┌────────
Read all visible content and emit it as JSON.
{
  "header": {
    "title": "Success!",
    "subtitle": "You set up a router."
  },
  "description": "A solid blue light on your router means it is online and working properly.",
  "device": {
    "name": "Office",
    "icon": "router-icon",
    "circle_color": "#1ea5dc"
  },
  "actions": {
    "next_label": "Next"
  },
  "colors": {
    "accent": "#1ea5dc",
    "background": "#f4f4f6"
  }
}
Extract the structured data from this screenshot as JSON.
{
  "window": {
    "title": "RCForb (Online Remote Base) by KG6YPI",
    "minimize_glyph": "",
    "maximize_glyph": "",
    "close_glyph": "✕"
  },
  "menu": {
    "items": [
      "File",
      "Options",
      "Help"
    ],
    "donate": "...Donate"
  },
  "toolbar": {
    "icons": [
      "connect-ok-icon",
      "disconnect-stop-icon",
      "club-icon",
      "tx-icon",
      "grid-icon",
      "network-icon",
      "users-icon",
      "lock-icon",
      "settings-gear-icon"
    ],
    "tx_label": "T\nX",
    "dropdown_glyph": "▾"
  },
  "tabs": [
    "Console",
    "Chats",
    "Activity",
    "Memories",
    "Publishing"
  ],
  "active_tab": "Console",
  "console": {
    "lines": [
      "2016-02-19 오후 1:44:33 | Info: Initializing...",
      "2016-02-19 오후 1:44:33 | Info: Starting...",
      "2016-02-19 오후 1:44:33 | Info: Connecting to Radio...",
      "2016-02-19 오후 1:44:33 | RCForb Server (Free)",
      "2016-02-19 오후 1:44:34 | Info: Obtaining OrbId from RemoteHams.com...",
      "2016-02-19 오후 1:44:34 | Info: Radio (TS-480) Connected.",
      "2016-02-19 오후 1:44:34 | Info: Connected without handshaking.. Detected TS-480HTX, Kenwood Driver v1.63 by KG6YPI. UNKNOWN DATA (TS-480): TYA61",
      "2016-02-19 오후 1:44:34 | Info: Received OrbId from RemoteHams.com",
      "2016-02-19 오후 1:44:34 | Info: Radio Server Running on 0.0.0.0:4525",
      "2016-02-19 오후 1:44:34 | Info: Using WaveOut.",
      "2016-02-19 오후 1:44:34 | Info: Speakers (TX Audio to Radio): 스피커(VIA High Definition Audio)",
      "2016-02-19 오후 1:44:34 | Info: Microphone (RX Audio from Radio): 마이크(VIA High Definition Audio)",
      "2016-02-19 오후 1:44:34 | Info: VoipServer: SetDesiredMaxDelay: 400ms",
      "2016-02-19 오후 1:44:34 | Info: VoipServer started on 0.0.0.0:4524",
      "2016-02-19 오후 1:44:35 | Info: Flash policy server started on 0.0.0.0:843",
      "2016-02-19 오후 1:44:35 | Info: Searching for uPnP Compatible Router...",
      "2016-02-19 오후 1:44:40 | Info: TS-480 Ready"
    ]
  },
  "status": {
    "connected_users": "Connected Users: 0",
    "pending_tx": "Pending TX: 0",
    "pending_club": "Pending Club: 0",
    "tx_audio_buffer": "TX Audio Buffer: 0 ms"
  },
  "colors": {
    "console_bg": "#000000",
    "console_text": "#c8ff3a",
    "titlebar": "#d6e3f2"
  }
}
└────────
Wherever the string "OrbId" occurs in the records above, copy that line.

→ **Exercise result**
      "2016-02-19 오후 1:44:34 | Info: Obtaining OrbId from RemoteHams.com...",
      "2016-02-19 오후 1:44:34 | Info: Received OrbId from RemoteHams.com",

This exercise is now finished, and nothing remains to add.